▶ **The task**: Word for word, copy out the records given below.

[Data records for software interfaces]
•••

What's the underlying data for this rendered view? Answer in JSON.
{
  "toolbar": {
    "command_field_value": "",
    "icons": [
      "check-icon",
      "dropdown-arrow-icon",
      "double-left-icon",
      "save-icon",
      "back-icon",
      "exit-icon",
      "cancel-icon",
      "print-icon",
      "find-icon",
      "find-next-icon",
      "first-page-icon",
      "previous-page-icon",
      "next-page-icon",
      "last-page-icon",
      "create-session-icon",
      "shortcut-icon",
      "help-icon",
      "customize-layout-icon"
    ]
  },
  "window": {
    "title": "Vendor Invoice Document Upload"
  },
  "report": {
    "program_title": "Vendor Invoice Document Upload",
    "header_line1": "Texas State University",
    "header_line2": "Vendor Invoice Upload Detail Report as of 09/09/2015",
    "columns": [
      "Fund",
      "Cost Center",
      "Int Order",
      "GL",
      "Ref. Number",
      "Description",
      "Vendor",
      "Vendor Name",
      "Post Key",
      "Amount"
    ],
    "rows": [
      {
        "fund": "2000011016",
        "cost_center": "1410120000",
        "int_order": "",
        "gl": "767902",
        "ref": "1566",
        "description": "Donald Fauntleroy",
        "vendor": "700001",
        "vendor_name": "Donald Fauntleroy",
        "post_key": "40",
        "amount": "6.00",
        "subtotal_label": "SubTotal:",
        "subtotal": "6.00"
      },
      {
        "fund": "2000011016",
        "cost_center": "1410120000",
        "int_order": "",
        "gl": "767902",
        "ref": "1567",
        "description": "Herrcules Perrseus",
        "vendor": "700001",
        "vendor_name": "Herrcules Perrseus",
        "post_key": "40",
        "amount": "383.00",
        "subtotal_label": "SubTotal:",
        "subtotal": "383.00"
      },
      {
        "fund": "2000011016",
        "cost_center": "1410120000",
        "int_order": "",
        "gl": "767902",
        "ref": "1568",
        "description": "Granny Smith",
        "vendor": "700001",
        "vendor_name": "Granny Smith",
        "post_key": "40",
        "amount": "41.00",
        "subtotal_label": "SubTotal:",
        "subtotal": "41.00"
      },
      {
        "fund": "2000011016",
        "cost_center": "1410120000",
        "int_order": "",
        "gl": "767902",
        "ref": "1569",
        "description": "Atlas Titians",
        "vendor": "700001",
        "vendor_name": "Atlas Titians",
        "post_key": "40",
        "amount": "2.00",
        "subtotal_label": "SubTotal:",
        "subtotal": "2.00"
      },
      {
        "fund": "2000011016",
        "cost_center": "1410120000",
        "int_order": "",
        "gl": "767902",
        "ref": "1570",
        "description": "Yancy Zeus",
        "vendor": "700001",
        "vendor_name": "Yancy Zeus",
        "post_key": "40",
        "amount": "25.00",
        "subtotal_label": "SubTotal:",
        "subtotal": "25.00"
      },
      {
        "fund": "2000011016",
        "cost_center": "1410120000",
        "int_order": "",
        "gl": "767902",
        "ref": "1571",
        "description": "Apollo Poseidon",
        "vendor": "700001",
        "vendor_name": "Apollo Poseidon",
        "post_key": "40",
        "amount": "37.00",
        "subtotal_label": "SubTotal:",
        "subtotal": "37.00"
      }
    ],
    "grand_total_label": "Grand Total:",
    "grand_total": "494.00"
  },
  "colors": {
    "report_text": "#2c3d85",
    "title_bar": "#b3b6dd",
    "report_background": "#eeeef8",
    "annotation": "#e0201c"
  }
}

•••

▶ **Exercise answer**:
What's the underlying data for this rendered view? Answer in JSON.
{
  "toolbar": {
    "command_field_value": "",
    "icons": [
      "check-icon",
      "dropdown-arrow-icon",
      "double-left-icon",
      "save-icon",
      "back-icon",
      "exit-icon",
      "cancel-icon",
      "print-icon",
      "find-icon",
      "find-next-icon",
      "first-page-icon",
      "previous-page-icon",
      "next-page-icon",
      "last-page-icon",
      "create-session-icon",
      "shortcut-icon",
      "help-icon",
      "customize-layout-icon"
    ]
  },
  "window": {
    "title": "Vendor Invoice Document Upload"
  },
  "report": {
    "program_title": "Vendor Invoice Document Upload",
    "header_line1": "Texas State University",
    "header_line2": "Vendor Invoice Upload Detail Report as of 09/09/2015",
    "columns": [
      "Fund",
      "Cost Center",
      "Int Order",
      "GL",
      "Ref. Number",
      "Description",
      "Vendor",
      "Vendor Name",
      "Post Key",
      "Amount"
    ],
    "rows": [
      {
        "fund": "2000011016",
        "cost_center": "1410120000",
        "int_order": "",
        "gl": "767902",
        "ref": "1566",
        "description": "Donald Fauntleroy",
        "vendor": "700001",
        "vendor_name": "Donald Fauntleroy",
        "post_key": "40",
        "amount": "6.00",
        "subtotal_label": "SubTotal:",
        "subtotal": "6.00"
      },
      {
        "fund": "2000011016",
        "cost_center": "1410120000",
        "int_order": "",
        "gl": "767902",
        "ref": "1567",
        "description": "Herrcules Perrseus",
        "vendor": "700001",
        "vendor_name": "Herrcules Perrseus",
        "post_key": "40",
        "amount": "383.00",
        "subtotal_label": "SubTotal:",
        "subtotal": "383.00"
      },
      {
        "fund": "2000011016",
        "cost_center": "1410120000",
        "int_order": "",
        "gl": "767902",
        "ref": "1568",
        "description": "Granny Smith",
        "vendor": "700001",
        "vendor_name": "Granny Smith",
        "post_key": "40",
        "amount": "41.00",
        "subtotal_label": "SubTotal:",
        "subtotal": "41.00"
      },
      {
        "fund": "2000011016",
        "cost_center": "1410120000",
        "int_order": "",
        "gl": "767902",
        "ref": "1569",
        "description": "Atlas Titians",
        "vendor": "700001",
        "vendor_name": "Atlas Titians",
        "post_key": "40",
        "amount": "2.00",
        "subtotal_label": "SubTotal:",
        "subtotal": "2.00"
      },
      {
        "fund": "2000011016",
        "cost_center": "1410120000",
        "int_order": "",
        "gl": "767902",
        "ref": "1570",
        "description": "Yancy Zeus",
        "vendor": "700001",
        "vendor_name": "Yancy Zeus",
        "post_key": "40",
        "amount": "25.00",
        "subtotal_label": "SubTotal:",
        "subtotal": "25.00"
      },
      {
        "fund": "2000011016",
        "cost_center": "1410120000",
        "int_order": "",
        "gl": "767902",
        "ref": "1571",
        "description": "Apollo Poseidon",
        "vendor": "700001",
        "vendor_name": "Apollo Poseidon",
        "post_key": "40",
        "amount": "37.00",
        "subtotal_label": "SubTotal:",
        "subtotal": "37.00"
      }
    ],
    "grand_total_label": "Grand Total:",
    "grand_total": "494.00"
  },
  "colors": {
    "report_text": "#2c3d85",
    "title_bar": "#b3b6dd",
    "report_background": "#eeeef8",
    "annotation": "#e0201c"
  }
}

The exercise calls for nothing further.